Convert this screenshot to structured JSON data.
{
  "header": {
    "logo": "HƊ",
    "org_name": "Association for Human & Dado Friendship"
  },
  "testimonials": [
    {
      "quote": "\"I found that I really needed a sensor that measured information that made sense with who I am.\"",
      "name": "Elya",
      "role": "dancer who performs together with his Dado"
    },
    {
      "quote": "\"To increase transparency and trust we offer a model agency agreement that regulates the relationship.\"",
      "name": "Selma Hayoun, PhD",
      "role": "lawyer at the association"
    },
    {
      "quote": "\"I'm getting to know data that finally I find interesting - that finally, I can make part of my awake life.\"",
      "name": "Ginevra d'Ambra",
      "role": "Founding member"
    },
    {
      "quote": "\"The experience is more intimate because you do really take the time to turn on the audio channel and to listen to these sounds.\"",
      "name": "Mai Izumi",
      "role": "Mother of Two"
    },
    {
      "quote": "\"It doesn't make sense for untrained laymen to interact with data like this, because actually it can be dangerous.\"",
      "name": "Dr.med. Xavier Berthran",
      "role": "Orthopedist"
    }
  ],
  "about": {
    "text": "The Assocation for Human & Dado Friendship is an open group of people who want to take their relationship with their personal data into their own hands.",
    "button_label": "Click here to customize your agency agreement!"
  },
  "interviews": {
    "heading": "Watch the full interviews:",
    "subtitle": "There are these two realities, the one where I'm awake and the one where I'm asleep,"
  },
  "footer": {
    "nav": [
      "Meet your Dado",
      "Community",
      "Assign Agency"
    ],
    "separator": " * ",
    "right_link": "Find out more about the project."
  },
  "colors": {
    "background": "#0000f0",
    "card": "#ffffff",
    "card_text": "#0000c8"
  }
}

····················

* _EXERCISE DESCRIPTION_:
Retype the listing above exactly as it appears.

* _SOLUTION BELOW_:
Convert this screenshot to structured JSON data.
{
  "header": {
    "logo": "HƊ",
    "org_name": "Association for Human & Dado Friendship"
  },
  "testimonials": [
    {
      "quote": "\"I found that I really needed a sensor that measured information that made sense with who I am.\"",
      "name": "Elya",
      "role": "dancer who performs together with his Dado"
    },
    {
      "quote": "\"To increase transparency and trust we offer a model agency agreement that regulates the relationship.\"",
      "name": "Selma Hayoun, PhD",
      "role": "lawyer at the association"
    },
    {
      "quote": "\"I'm getting to know data that finally I find interesting - that finally, I can make part of my awake life.\"",
      "name": "Ginevra d'Ambra",
      "role": "Founding member"
    },
    {
      "quote": "\"The experience is more intimate because you do really take the time to turn on the audio channel and to listen to these sounds.\"",
      "name": "Mai Izumi",
      "role": "Mother of Two"
    },
    {
      "quote": "\"It doesn't make sense for untrained laymen to interact with data like this, because actually it can be dangerous.\"",
      "name": "Dr.med. Xavier Berthran",
      "role": "Orthopedist"
    }
  ],
  "about": {
    "text": "The Assocation for Human & Dado Friendship is an open group of people who want to take their relationship with their personal data into their own hands.",
    "button_label": "Click here to customize your agency agreement!"
  },
  "interviews": {
    "heading": "Watch the full interviews:",
    "subtitle": "There are these two realities, the one where I'm awake and the one where I'm asleep,"
  },
  "footer": {
    "nav": [
      "Meet your Dado",
      "Community",
      "Assign Agency"
    ],
    "separator": " * ",
    "right_link": "Find out more about the project."
  },
  "colors": {
    "background": "#0000f0",
    "card": "#ffffff",
    "card_text": "#0000c8"
  }
}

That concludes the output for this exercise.